Patent granted for toxoplasmosis research

  • April 29, 2014
Patent granted for toxoplasmosis research

Bo Shiun Lai and his research colleagues have been granted a patent by the US authorities to develop a treatement for toxoplasmosis.

A Gates Cambridge Scholar and his team have been granted a patent by the US authorities to develop a treatement for toxoplasmosis.

Bo Shiun Lai [2013] and colleagues submitted a patent application around a year and a half ago when Bo Shiun was still doing his undergraduate degree at the Univesity of Chicago and have just been awarded a US patent. He is continuing his research at the University of Cambridge, where he is doing a PhD in Pathology.

Toxoplasmosis is a parasite which is hosted by two billion people worldwide, mostly without any visible symptoms. However, if their immune system is suppressed, for instance, if they are newborn or have HIV, it can cause serious problems.
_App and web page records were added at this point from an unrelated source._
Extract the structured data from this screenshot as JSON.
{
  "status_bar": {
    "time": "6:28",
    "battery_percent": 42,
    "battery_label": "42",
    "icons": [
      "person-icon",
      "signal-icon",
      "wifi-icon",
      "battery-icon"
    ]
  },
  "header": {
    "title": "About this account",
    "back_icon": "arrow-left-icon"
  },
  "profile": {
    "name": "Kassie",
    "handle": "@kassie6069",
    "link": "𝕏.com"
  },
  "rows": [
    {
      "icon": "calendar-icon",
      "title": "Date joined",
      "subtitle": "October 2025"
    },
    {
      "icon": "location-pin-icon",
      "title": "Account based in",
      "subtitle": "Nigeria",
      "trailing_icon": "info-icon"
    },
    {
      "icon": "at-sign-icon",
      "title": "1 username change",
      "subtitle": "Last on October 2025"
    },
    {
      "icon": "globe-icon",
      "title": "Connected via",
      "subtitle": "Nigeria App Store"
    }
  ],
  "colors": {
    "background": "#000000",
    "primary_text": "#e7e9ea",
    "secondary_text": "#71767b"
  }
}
In newborns it can cause ocular impairment or brain defects and brain inflammation caused by toxoplasmosis is a major cause of death in people with HIV. It is relatively rare among newborns and has been considered a neglected disease, but since 9/11, it has been classified as a bioterror agent by the US National Institute of Allergy and Infectious Diseases (NIAID) which led to increased interest until the financial meltdown.

Toxoplasmosis takes two forms: active and dormant. When it is dormant the parasite wraps itself in a thick layer of lipid which makes it impervious to all drug treatment and impossible to eradicate. Bo Shiun’s research into toxoplasmosis focuses on two main challenges: how to deliver drugs across the lipid barrier and what specific molecular pathways to inhibit. As toxoplasmosis mainly resides in the eyes and brain, treatment has to cross the ocular membrane or enter the brain.

His work prior to arriving at Cambridge in 2013 was focused on the first challenge, attempting to create a molecule that could have an inhibitory effect on the parasite and deliver medication across multiple membranes. At Cambridge, he has been targeting the second challenge – how to switch the parasite from dormant to active mode, making it susceptible to existing treatment, or shut off essential pathways, killing the parasite effectively.

He says: “This approach is a breakthrough because it allows us to deliver drugs across numerous layers of obstacles, arrive at the intended target (ideally essential for parasite survival or replication), and abrogate parasite growth. The patent is promising for delivering inhibitory molecules into both active and dormant parasites.”

The researchers found that their original model had a small therapeutic range in which it could be both effective and non toxic. They believe the toxicity originates from the transductive peptides which help deliver the drugs across the lipid barrier to the parasite and have been trying to reduce it. So far they have expanded the therapeutic range by about four times. Bo Shiun says: “This means we can increase the dosage dramatically without observable toxicity.”

Bo Shiun’s work has seen him nominated for the Cozzarelli Prize, a national award for scientific excellence in a particular scientific discipline and three of his articles were accepted for publication in peer review journals before he finished his undergraduate degree.

Latest News

Shaping policy and Alzheimer’s research

Just six years since leaving Cambridge, Brianne Kent has secured a role as Assistant Professor, won multiple awards,  become the first early career researcher on the Governing Council of the Canadian Institutes of Health Research [CIHR] and is currently setting up her own laboratory to further her studies on Alzheimer’s disease. Since January, when she […]

Ed-tech wins Gates Foundation funding for access work

An ed-tech non-profit co-founded by a Gates Cambridge Scholar has received a $980,000 grant from the Bill & Melinda Gates Foundation to develop its free college affordability tool. Moneythink, co-founded by Greg Nance who is also its Board Chair, says the money will help it to accelerate the development and reach of DecidED, its free […]

Gates Cambridge: a purposeful community

As the Gates Cambridge Scholarship reaches the end of its 20th anniversary year, its alumni association is holding an event late this month which celebrates some of the factors that have shaped the scholar community. That sense of community, of a global network of leaders, developed and owned by the scholars and alumni themselves, is […]

Fibre optic project aims to improve Sri Lanka’s infrastructure

A Gates Cambridge Alumnus has formed a partnership between his university, Cambridge and Oxford universities and a local engineering company to introduce a cutting-edge technology to Sri Lanka. A team of researchers and industry experts from the University of Moratuwa in Sri Lanka, the Cambridge Centre for Smart Infrastructure and Construction (CSIC), the University of […]